Over at Boogie Woogie Flu, Will Rigby of the dB's reminisces about loving Big Star in the 70s, to the point of making a pilgrimage to Memphis to find the essence of the band. [via Setting the Woods on Fire]
It seems quaint now to have gone 600 miles in search of the secret of a band that had barely existed, got almost no radio play, and had no impact on the marketplace. We didn't want to go to Graceland, or Al Green's church, or the Stax studio; we did try to re-create the photo on the back of Radio City, at its original location, TGI Friday's.... There was no essence to be found.
Lots of obituaries for Klaus Dinger went up around the web yesterday, most of them sounding like they were written by people who have never listened to Neu! but know how to search Wikipedia and YouTube (not that I claim to be an expert). Ned Raggett's post is the exception.

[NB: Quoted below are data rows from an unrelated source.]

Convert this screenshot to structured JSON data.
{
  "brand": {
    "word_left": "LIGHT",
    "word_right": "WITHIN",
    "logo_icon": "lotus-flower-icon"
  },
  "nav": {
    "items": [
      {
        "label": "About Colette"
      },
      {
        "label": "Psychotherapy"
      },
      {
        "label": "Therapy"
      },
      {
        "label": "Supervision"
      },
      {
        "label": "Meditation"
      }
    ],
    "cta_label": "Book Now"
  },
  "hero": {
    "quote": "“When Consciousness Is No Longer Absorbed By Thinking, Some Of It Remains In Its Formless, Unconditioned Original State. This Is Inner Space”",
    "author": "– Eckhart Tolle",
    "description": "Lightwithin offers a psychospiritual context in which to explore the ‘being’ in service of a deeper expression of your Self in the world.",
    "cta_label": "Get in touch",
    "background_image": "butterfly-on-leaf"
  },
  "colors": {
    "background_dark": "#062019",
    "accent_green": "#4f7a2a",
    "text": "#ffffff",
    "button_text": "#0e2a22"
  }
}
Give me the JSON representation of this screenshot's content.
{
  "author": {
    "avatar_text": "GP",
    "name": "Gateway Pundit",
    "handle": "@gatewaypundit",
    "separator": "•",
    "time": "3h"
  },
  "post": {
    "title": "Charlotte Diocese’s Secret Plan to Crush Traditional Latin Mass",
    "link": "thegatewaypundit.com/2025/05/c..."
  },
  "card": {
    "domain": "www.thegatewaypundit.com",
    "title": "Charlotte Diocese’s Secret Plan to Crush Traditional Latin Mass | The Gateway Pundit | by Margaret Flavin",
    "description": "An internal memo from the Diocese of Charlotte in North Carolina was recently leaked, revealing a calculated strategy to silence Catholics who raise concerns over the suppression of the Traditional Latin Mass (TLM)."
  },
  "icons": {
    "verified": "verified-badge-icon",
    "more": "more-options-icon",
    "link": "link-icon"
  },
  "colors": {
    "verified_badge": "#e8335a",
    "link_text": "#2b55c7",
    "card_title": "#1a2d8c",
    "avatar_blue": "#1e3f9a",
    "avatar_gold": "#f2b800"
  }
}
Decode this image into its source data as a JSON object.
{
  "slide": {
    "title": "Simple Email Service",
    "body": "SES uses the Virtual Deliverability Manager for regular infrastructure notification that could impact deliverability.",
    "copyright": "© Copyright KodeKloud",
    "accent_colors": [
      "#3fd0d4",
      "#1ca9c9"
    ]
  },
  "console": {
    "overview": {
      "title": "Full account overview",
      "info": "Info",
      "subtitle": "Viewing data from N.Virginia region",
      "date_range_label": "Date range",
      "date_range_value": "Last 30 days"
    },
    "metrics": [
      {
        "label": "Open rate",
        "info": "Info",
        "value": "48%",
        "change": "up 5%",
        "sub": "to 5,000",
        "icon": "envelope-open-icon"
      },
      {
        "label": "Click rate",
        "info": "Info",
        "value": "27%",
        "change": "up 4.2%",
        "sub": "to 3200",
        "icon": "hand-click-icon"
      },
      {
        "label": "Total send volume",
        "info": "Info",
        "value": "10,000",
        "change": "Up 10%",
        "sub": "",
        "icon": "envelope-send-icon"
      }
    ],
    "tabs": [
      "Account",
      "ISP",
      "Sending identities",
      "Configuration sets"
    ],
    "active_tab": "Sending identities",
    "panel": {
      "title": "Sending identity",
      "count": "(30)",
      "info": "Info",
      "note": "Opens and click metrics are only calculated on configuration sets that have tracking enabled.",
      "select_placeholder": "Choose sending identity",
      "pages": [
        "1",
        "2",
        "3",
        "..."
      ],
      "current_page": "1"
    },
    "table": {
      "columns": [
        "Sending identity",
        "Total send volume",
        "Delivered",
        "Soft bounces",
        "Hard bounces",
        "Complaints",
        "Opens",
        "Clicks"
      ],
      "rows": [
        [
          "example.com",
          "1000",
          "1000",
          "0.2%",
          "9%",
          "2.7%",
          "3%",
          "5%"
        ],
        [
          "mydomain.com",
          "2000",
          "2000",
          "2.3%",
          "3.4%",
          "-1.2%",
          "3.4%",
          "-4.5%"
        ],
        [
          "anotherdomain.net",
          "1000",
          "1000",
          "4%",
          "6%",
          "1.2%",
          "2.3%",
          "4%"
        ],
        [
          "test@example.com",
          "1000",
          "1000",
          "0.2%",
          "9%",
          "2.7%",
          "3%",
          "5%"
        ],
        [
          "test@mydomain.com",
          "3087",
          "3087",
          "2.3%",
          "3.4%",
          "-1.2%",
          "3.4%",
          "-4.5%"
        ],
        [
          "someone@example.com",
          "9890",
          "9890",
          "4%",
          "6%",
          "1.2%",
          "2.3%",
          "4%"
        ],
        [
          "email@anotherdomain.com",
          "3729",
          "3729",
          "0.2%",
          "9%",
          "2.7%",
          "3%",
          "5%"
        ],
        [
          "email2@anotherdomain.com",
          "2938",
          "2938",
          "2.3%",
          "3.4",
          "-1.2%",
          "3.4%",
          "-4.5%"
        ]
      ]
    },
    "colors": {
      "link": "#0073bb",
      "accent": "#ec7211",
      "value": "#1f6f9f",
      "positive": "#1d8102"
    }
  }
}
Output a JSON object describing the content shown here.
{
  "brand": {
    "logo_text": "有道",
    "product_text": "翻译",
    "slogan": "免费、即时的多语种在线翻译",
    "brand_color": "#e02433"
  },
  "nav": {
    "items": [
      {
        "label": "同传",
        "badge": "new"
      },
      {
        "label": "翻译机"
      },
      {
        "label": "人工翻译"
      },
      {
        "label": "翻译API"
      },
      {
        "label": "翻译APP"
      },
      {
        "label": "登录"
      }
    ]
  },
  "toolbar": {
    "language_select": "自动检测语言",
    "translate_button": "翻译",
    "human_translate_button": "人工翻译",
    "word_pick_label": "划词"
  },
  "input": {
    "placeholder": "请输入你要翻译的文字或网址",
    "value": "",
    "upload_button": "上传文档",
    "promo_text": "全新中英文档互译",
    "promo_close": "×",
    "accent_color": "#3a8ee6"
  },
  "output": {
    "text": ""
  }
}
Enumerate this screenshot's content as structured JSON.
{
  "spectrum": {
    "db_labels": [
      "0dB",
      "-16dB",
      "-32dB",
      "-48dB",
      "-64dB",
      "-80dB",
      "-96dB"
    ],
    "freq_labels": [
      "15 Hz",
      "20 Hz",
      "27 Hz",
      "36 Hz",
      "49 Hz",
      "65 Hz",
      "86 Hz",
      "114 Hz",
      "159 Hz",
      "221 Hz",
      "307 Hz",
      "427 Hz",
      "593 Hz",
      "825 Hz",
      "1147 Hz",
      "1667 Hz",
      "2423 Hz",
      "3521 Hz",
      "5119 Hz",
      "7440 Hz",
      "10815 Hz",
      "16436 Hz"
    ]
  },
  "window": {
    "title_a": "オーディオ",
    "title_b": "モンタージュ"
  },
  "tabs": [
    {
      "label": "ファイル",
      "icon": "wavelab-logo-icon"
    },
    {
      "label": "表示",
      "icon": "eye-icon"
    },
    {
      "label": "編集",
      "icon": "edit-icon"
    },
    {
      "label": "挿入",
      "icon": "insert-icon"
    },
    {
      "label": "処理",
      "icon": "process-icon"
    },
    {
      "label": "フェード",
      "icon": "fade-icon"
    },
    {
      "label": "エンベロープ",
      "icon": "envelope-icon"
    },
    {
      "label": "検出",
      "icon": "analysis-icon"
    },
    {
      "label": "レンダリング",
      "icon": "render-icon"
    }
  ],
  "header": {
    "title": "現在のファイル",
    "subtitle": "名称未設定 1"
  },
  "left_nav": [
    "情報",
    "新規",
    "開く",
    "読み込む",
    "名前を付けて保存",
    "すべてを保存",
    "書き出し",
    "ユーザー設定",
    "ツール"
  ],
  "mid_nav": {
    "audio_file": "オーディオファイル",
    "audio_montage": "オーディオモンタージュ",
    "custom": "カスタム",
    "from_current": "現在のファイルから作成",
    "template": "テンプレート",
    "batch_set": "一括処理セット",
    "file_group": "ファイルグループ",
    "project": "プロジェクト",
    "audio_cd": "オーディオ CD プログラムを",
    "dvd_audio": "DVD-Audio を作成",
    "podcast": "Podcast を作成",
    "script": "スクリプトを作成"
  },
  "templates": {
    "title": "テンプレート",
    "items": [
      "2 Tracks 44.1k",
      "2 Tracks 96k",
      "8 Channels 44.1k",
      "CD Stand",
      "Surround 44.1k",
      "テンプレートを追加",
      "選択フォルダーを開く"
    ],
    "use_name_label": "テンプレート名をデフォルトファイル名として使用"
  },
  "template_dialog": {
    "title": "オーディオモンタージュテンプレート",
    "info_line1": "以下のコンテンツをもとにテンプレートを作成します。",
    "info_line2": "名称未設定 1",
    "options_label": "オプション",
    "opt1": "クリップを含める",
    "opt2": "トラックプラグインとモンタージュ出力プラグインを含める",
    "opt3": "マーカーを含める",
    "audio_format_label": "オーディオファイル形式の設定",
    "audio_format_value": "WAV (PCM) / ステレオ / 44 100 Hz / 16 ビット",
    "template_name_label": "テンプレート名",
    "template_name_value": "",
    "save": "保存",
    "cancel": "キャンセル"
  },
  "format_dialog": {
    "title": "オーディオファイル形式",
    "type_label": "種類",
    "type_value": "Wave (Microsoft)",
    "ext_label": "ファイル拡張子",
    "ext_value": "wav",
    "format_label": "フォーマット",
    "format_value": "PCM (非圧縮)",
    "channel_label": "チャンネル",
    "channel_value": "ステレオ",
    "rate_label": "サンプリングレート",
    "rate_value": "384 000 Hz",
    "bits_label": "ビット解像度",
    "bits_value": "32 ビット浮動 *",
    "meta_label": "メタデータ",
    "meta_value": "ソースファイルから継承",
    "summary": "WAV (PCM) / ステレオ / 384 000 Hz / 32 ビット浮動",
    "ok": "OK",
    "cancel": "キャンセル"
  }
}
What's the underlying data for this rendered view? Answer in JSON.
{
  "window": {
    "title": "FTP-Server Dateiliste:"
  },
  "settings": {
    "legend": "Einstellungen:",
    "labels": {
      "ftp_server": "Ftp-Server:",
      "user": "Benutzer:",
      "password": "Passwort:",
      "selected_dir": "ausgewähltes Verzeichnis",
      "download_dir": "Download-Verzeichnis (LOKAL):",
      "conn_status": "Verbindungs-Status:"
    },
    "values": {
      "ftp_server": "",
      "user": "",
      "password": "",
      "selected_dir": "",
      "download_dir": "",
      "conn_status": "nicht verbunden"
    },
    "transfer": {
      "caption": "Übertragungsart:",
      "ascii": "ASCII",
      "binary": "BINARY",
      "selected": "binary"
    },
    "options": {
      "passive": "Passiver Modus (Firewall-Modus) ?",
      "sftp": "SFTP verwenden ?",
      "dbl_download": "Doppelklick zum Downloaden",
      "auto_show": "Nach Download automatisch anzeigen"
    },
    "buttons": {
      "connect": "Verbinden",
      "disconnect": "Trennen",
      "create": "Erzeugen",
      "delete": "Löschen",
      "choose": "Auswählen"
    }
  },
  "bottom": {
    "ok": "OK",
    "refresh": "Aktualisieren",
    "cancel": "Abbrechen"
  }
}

[Michael] Rother’s work deserves its own attention—the sounds he coaxes out of his guitars are breathtaking—but Dinger’s playing is... truly that of a man-machine. It certainly helps that the brilliant Conny Plank's engineering captured it beautifully—Neu! is tactile music, Plank’s clear but warm sound a near womblike cocoon holding it all in—but the point is, it’s Dinger who gets the balance right. The striking thing about his performances—whether the brisk down-the-autobahn rumbles or the slower and steadier songs like "Weissensee"—is how beautifully Dinger is simultaneously man and machine, precise as hell but given to wonderful fills, breaks and other twists on the basic beat that never once disrupt the core flow. It helps to remember that this is in an era of drum machine and rhythm box infancy as well, and in contrast to that relentless focus Dinger showed a way that drumming and percussion could embrace minimal simplicity while still holding some amazing flair.